» **WHAT IS EXPECTED**: Report, as a number alone, how many lines below contain the string "keyword".

» **DATASET**:
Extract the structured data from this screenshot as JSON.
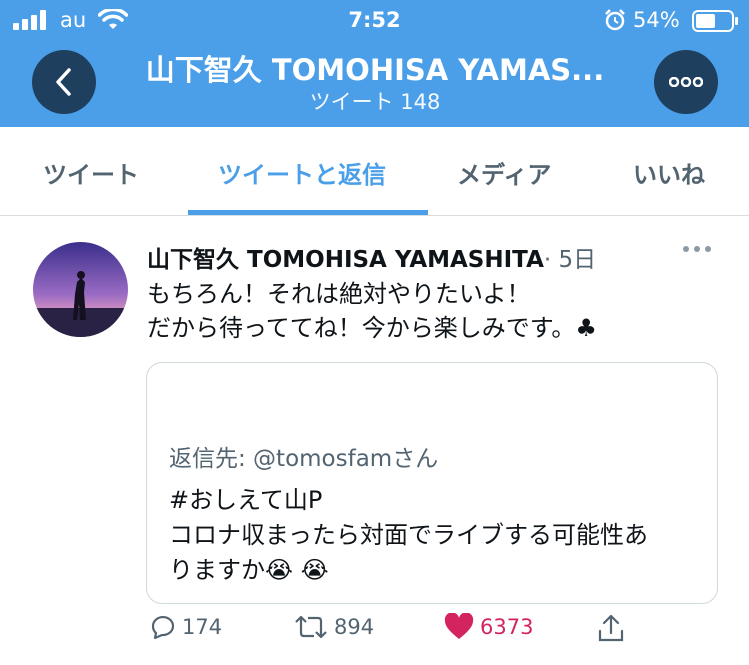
{
  "status_bar": {
    "carrier": "au",
    "time": "7:52",
    "battery_percent": "54%"
  },
  "header": {
    "title": "山下智久 TOMOHISA YAMAS...",
    "subtitle": "ツイート 148",
    "bg_color": "#4a9fe8"
  },
  "tabs": [
    {
      "label": "ツイート"
    },
    {
      "label": "ツイートと返信"
    },
    {
      "label": "メディア"
    },
    {
      "label": "いいね"
    }
  ],
  "active_tab": "ツイートと返信",
  "tweet": {
    "author_name": "山下智久 TOMOHISA YAMASHITA",
    "meta": "· 5日",
    "line1": "もちろん！それは絶対やりたいよ！",
    "line2": "だから待っててね！今から楽しみです。♣",
    "quote": {
      "reply_to": "返信先: @tomosfamさん",
      "line1": "#おしえて山P",
      "line2": "コロナ収まったら対面でライブする可能性あ",
      "line3": "りますか😭 😭"
    },
    "stats": {
      "replies": "174",
      "retweets": "894",
      "likes": "6373"
    }
  },
  "colors": {
    "accent": "#4a9fe8",
    "like": "#d4245f",
    "muted": "#536471"
  }
}
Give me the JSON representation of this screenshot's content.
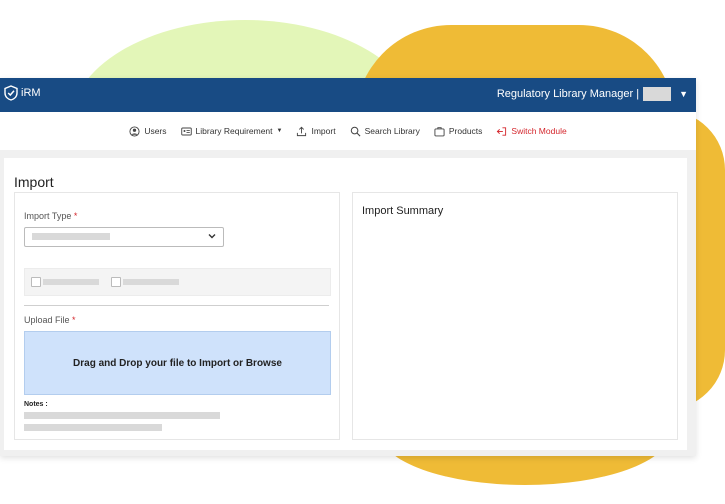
{
  "header": {
    "app_name": "iRM",
    "user_label": "Regulatory Library Manager |"
  },
  "nav": {
    "items": [
      {
        "label": "Users",
        "icon": "user-icon"
      },
      {
        "label": "Library Requirement",
        "icon": "id-card-icon"
      },
      {
        "label": "Import",
        "icon": "upload-icon"
      },
      {
        "label": "Search Library",
        "icon": "search-icon"
      },
      {
        "label": "Products",
        "icon": "briefcase-icon"
      },
      {
        "label": "Switch Module",
        "icon": "switch-icon"
      }
    ]
  },
  "page": {
    "title": "Import",
    "import_type_label": "Import Type",
    "required_mark": "*",
    "upload_file_label": "Upload File",
    "drop_zone_text": "Drag and Drop your file to Import or Browse",
    "notes_label": "Notes :",
    "summary_title": "Import Summary"
  },
  "colors": {
    "header_bg": "#184b84",
    "switch_module": "#d4262c",
    "drop_zone_bg": "#cfe2fb"
  }
}
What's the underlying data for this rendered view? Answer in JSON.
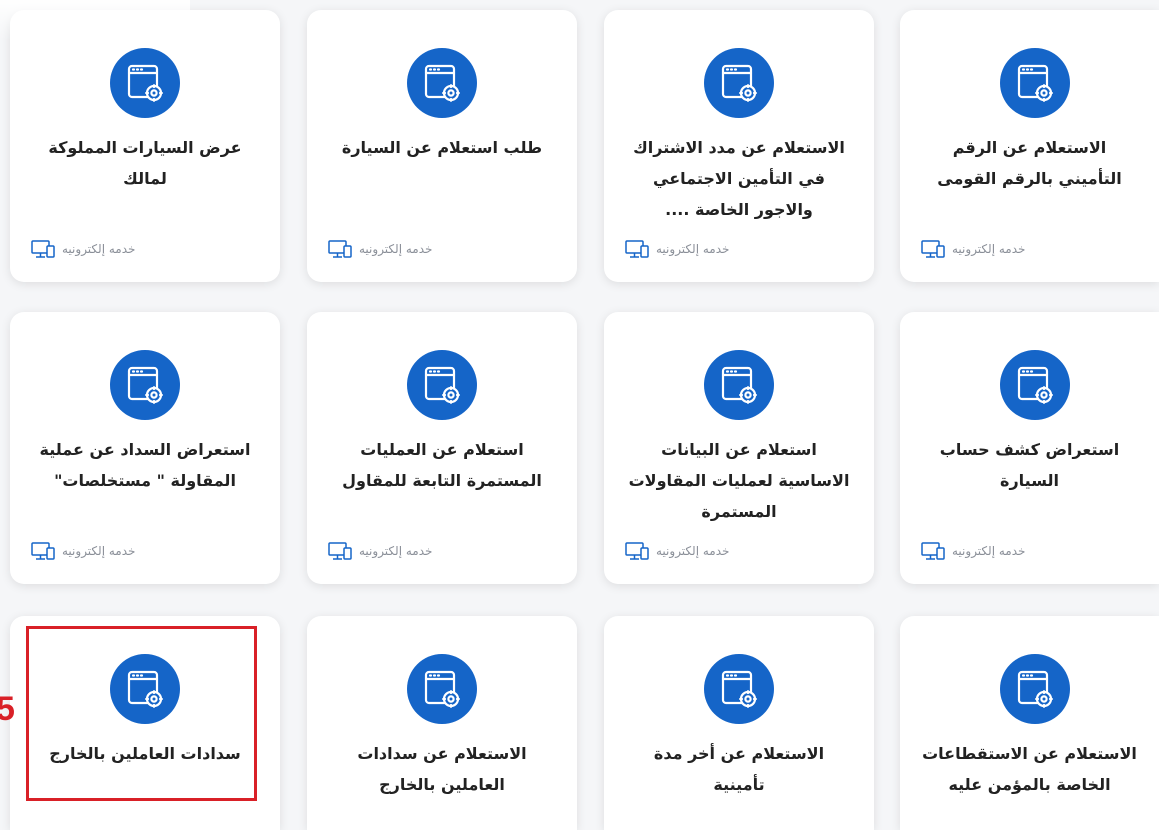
{
  "colors": {
    "accent": "#1565c8",
    "highlight": "#d92027"
  },
  "services": [
    {
      "title": "عرض السيارات المملوكة لمالك",
      "badge": "خدمه إلكترونيه",
      "icon": "browser-gear-icon"
    },
    {
      "title": "طلب استعلام عن السيارة",
      "badge": "خدمه إلكترونيه",
      "icon": "browser-gear-icon"
    },
    {
      "title": "الاستعلام عن مدد الاشتراك في التأمين الاجتماعي والاجور الخاصة ....",
      "badge": "خدمه إلكترونيه",
      "icon": "browser-gear-icon"
    },
    {
      "title": "الاستعلام عن الرقم التأميني بالرقم القومى",
      "badge": "خدمه إلكترونيه",
      "icon": "browser-gear-icon"
    },
    {
      "title": "استعراض السداد عن عملية المقاولة \" مستخلصات\"",
      "badge": "خدمه إلكترونيه",
      "icon": "browser-gear-icon"
    },
    {
      "title": "استعلام عن العمليات المستمرة التابعة للمقاول",
      "badge": "خدمه إلكترونيه",
      "icon": "browser-gear-icon"
    },
    {
      "title": "استعلام عن البيانات الاساسية لعمليات المقاولات المستمرة",
      "badge": "خدمه إلكترونيه",
      "icon": "browser-gear-icon"
    },
    {
      "title": "استعراض كشف حساب السيارة",
      "badge": "خدمه إلكترونيه",
      "icon": "browser-gear-icon"
    },
    {
      "title": "سدادات العاملين بالخارج",
      "icon": "browser-gear-icon"
    },
    {
      "title": "الاستعلام عن سدادات العاملين بالخارج",
      "icon": "browser-gear-icon"
    },
    {
      "title": "الاستعلام عن أخر مدة تأمينية",
      "icon": "browser-gear-icon"
    },
    {
      "title": "الاستعلام عن الاستقطاعات الخاصة بالمؤمن عليه",
      "icon": "browser-gear-icon"
    }
  ],
  "annotation": {
    "step_number": "5"
  }
}
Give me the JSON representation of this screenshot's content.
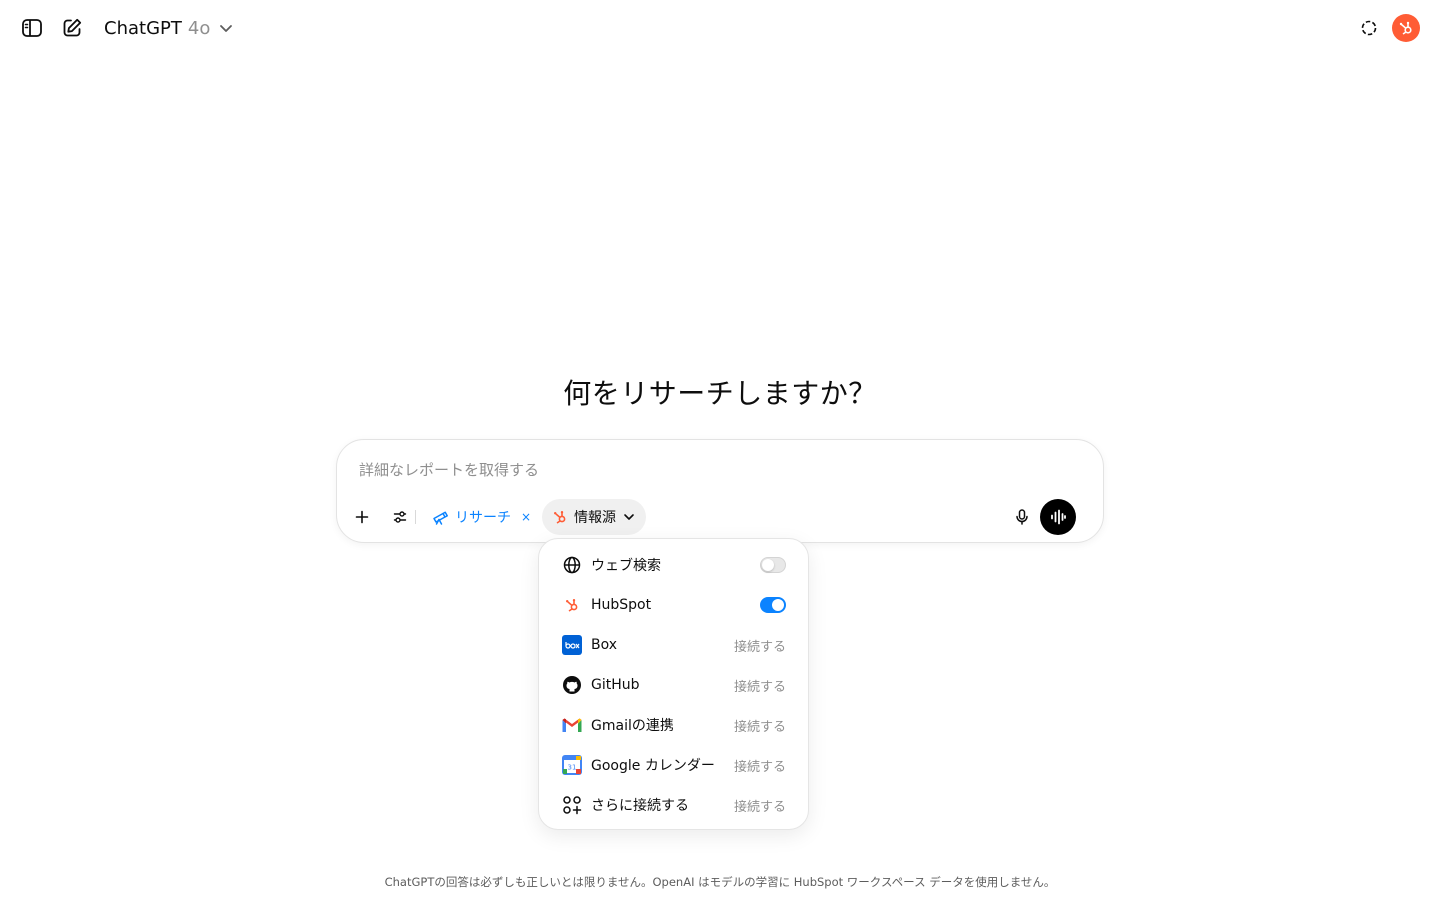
{
  "header": {
    "model_name": "ChatGPT",
    "model_version": "4o"
  },
  "main": {
    "headline": "何をリサーチしますか？"
  },
  "composer": {
    "placeholder": "詳細なレポートを取得する",
    "research_label": "リサーチ",
    "research_remove": "×",
    "sources_label": "情報源"
  },
  "sources_menu": {
    "items": [
      {
        "label": "ウェブ検索",
        "type": "toggle",
        "enabled": false
      },
      {
        "label": "HubSpot",
        "type": "toggle",
        "enabled": true
      },
      {
        "label": "Box",
        "type": "connect",
        "action": "接続する"
      },
      {
        "label": "GitHub",
        "type": "connect",
        "action": "接続する"
      },
      {
        "label": "Gmailの連携",
        "type": "connect",
        "action": "接続する"
      },
      {
        "label": "Google カレンダー",
        "type": "connect",
        "action": "接続する"
      },
      {
        "label": "さらに接続する",
        "type": "connect",
        "action": "接続する"
      }
    ]
  },
  "footer": {
    "disclaimer": "ChatGPTの回答は必ずしも正しいとは限りません。OpenAI はモデルの学習に HubSpot ワークスペース データを使用しません。"
  },
  "colors": {
    "accent": "#0b83ff",
    "hubspot": "#ff5c35",
    "muted": "#8f8f8f"
  }
}
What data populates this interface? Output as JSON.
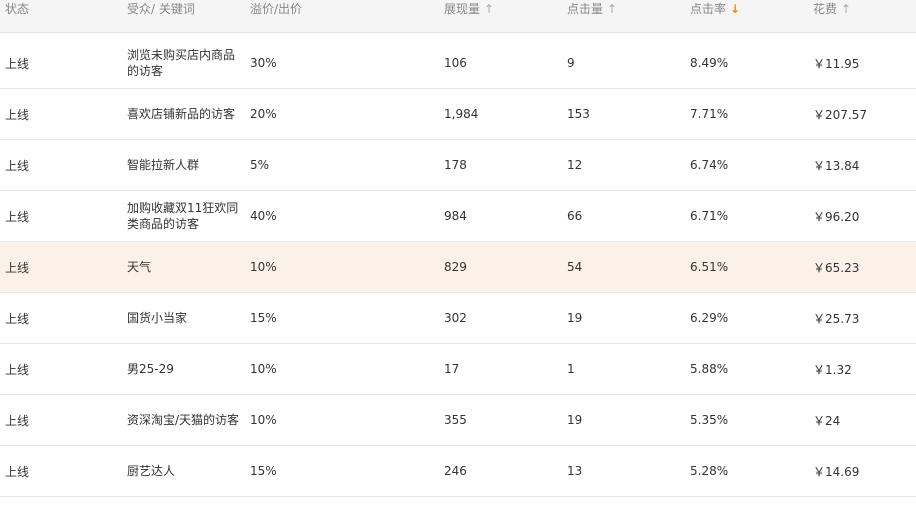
{
  "header": {
    "status": "状态",
    "keyword": "受众/ 关键词",
    "bid": "溢价/出价",
    "impressions": "展现量",
    "clicks": "点击量",
    "ctr": "点击率",
    "cost": "花费",
    "sort_icons": {
      "impressions": "arrow-up",
      "clicks": "arrow-up",
      "ctr": "arrow-down-active",
      "cost": "arrow-up"
    },
    "colors": {
      "active_sort": "#ff8a00",
      "header_bg": "#f5f5f5",
      "highlight_row": "#fbf1e8"
    }
  },
  "rows": [
    {
      "status": "上线",
      "keyword": "浏览未购买店内商品的访客",
      "bid": "30%",
      "impressions": "106",
      "clicks": "9",
      "ctr": "8.49%",
      "cost": "￥11.95"
    },
    {
      "status": "上线",
      "keyword": "喜欢店铺新品的访客",
      "bid": "20%",
      "impressions": "1,984",
      "clicks": "153",
      "ctr": "7.71%",
      "cost": "￥207.57"
    },
    {
      "status": "上线",
      "keyword": "智能拉新人群",
      "bid": "5%",
      "impressions": "178",
      "clicks": "12",
      "ctr": "6.74%",
      "cost": "￥13.84"
    },
    {
      "status": "上线",
      "keyword": "加购收藏双11狂欢同类商品的访客",
      "bid": "40%",
      "impressions": "984",
      "clicks": "66",
      "ctr": "6.71%",
      "cost": "￥96.20"
    },
    {
      "status": "上线",
      "keyword": "天气",
      "bid": "10%",
      "impressions": "829",
      "clicks": "54",
      "ctr": "6.51%",
      "cost": "￥65.23"
    },
    {
      "status": "上线",
      "keyword": "国货小当家",
      "bid": "15%",
      "impressions": "302",
      "clicks": "19",
      "ctr": "6.29%",
      "cost": "￥25.73"
    },
    {
      "status": "上线",
      "keyword": "男25-29",
      "bid": "10%",
      "impressions": "17",
      "clicks": "1",
      "ctr": "5.88%",
      "cost": "￥1.32"
    },
    {
      "status": "上线",
      "keyword": "资深淘宝/天猫的访客",
      "bid": "10%",
      "impressions": "355",
      "clicks": "19",
      "ctr": "5.35%",
      "cost": "￥24"
    },
    {
      "status": "上线",
      "keyword": "厨艺达人",
      "bid": "15%",
      "impressions": "246",
      "clicks": "13",
      "ctr": "5.28%",
      "cost": "￥14.69"
    }
  ],
  "highlighted_row_index": 4
}
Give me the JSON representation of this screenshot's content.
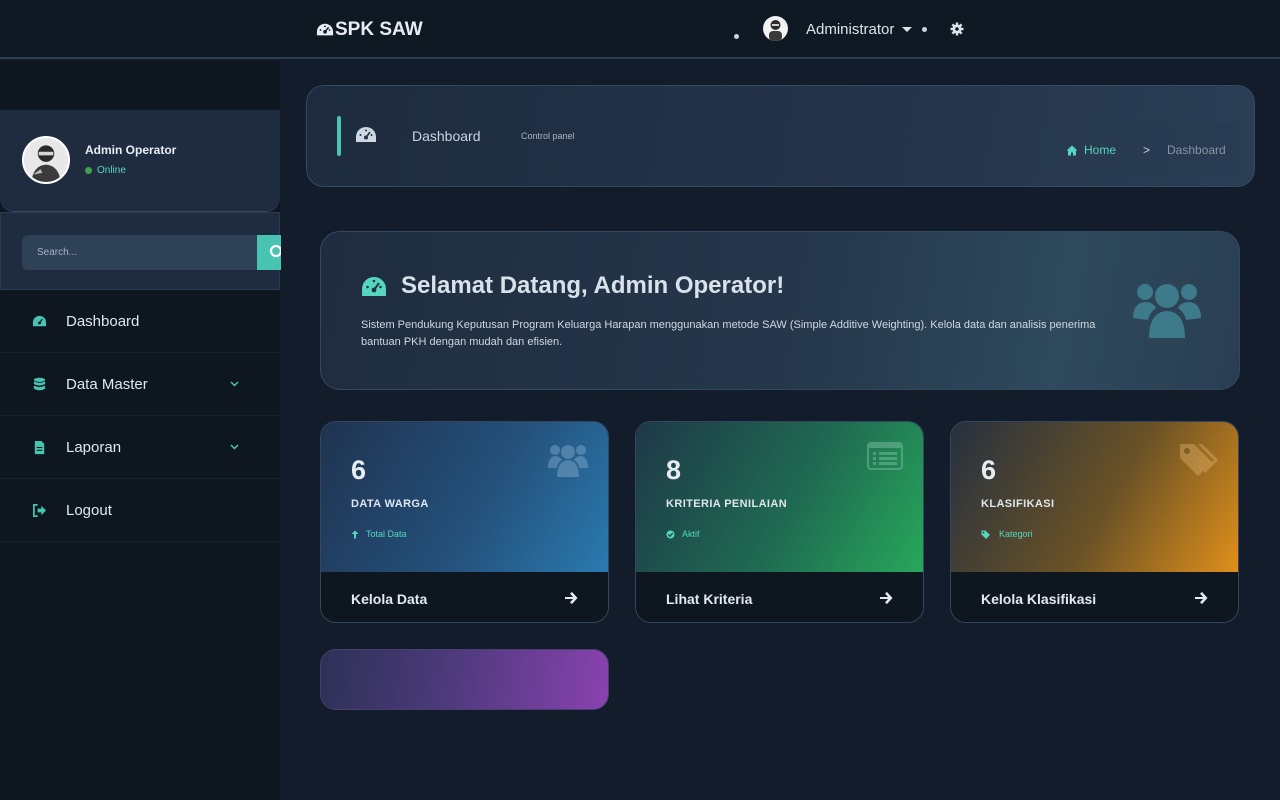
{
  "app": {
    "brand": "SPK SAW"
  },
  "navbar": {
    "username": "Administrator"
  },
  "sidebar": {
    "user": {
      "name": "Admin Operator",
      "status": "Online"
    },
    "search": {
      "placeholder": "Search..."
    },
    "items": [
      {
        "label": "Dashboard",
        "icon": "dashboard-icon"
      },
      {
        "label": "Data Master",
        "icon": "database-icon",
        "expandable": true
      },
      {
        "label": "Laporan",
        "icon": "file-icon",
        "expandable": true
      },
      {
        "label": "Logout",
        "icon": "logout-icon"
      }
    ]
  },
  "content_header": {
    "title": "Dashboard",
    "subtitle": "Control panel",
    "breadcrumb": {
      "home": "Home",
      "separator": ">",
      "current": "Dashboard"
    }
  },
  "welcome": {
    "title": "Selamat Datang, Admin Operator!",
    "text": "Sistem Pendukung Keputusan Program Keluarga Harapan menggunakan metode SAW (Simple Additive Weighting). Kelola data dan analisis penerima bantuan PKH dengan mudah dan efisien."
  },
  "cards": [
    {
      "value": "6",
      "label": "DATA WARGA",
      "meta": "Total Data",
      "link": "Kelola Data",
      "color_start": "#1f3350",
      "color_end": "#2a7ab0"
    },
    {
      "value": "8",
      "label": "KRITERIA PENILAIAN",
      "meta": "Aktif",
      "link": "Lihat Kriteria",
      "color_start": "#1e3848",
      "color_end": "#27a85a"
    },
    {
      "value": "6",
      "label": "KLASIFIKASI",
      "meta": "Kategori",
      "link": "Kelola Klasifikasi",
      "color_start": "#25303f",
      "color_end": "#e08f1a"
    }
  ],
  "colors": {
    "accent": "#49c4b2",
    "online": "#3fa34d"
  }
}
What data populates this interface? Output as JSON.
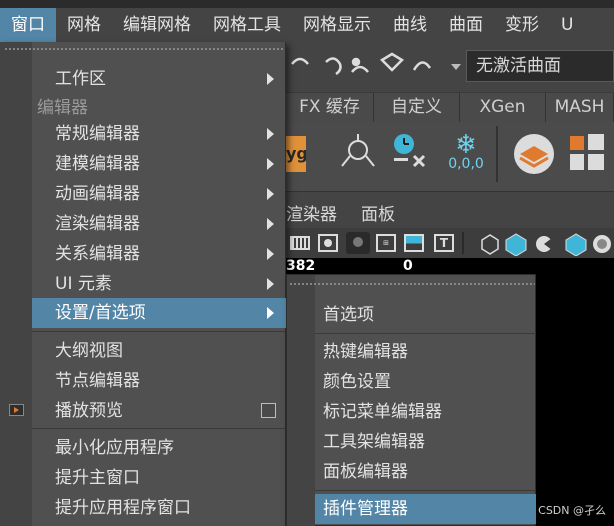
{
  "menubar": {
    "items": [
      "窗口",
      "网格",
      "编辑网格",
      "网格工具",
      "网格显示",
      "曲线",
      "曲面",
      "变形",
      "U"
    ]
  },
  "toolbar": {
    "surface_dropdown": "无激活曲面"
  },
  "shelf_tabs": [
    "FX 缓存",
    "自定义",
    "XGen",
    "MASH"
  ],
  "shelf": {
    "snowflake_label": "0,0,0",
    "ffyg_label": "yg"
  },
  "panel_menu": [
    "渲染器",
    "面板"
  ],
  "viewport": {
    "hud_left": "382",
    "hud_right": "0"
  },
  "main_dropdown": {
    "items": [
      {
        "label": "工作区",
        "submenu": true
      },
      {
        "section": "编辑器"
      },
      {
        "label": "常规编辑器",
        "submenu": true
      },
      {
        "label": "建模编辑器",
        "submenu": true
      },
      {
        "label": "动画编辑器",
        "submenu": true
      },
      {
        "label": "渲染编辑器",
        "submenu": true
      },
      {
        "label": "关系编辑器",
        "submenu": true
      },
      {
        "label": "UI 元素",
        "submenu": true
      },
      {
        "label": "设置/首选项",
        "submenu": true,
        "highlighted": true
      },
      {
        "label": "大纲视图"
      },
      {
        "label": "节点编辑器"
      },
      {
        "label": "播放预览",
        "checkbox": false
      },
      {
        "label": "最小化应用程序"
      },
      {
        "label": "提升主窗口"
      },
      {
        "label": "提升应用程序窗口"
      }
    ]
  },
  "submenu": {
    "items": [
      {
        "label": "首选项"
      },
      {
        "label": "热键编辑器"
      },
      {
        "label": "颜色设置"
      },
      {
        "label": "标记菜单编辑器"
      },
      {
        "label": "工具架编辑器"
      },
      {
        "label": "面板编辑器"
      },
      {
        "label": "插件管理器",
        "highlighted": true
      }
    ]
  },
  "watermark": "CSDN @孑么",
  "colors": {
    "highlight": "#5285a6",
    "menu_bg": "#505050",
    "gutter_bg": "#444444",
    "viewport_bg": "#000000",
    "accent_orange": "#e07a2e",
    "accent_cyan": "#3fb6d8"
  }
}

» **EXERCISE RESPONSE**: 10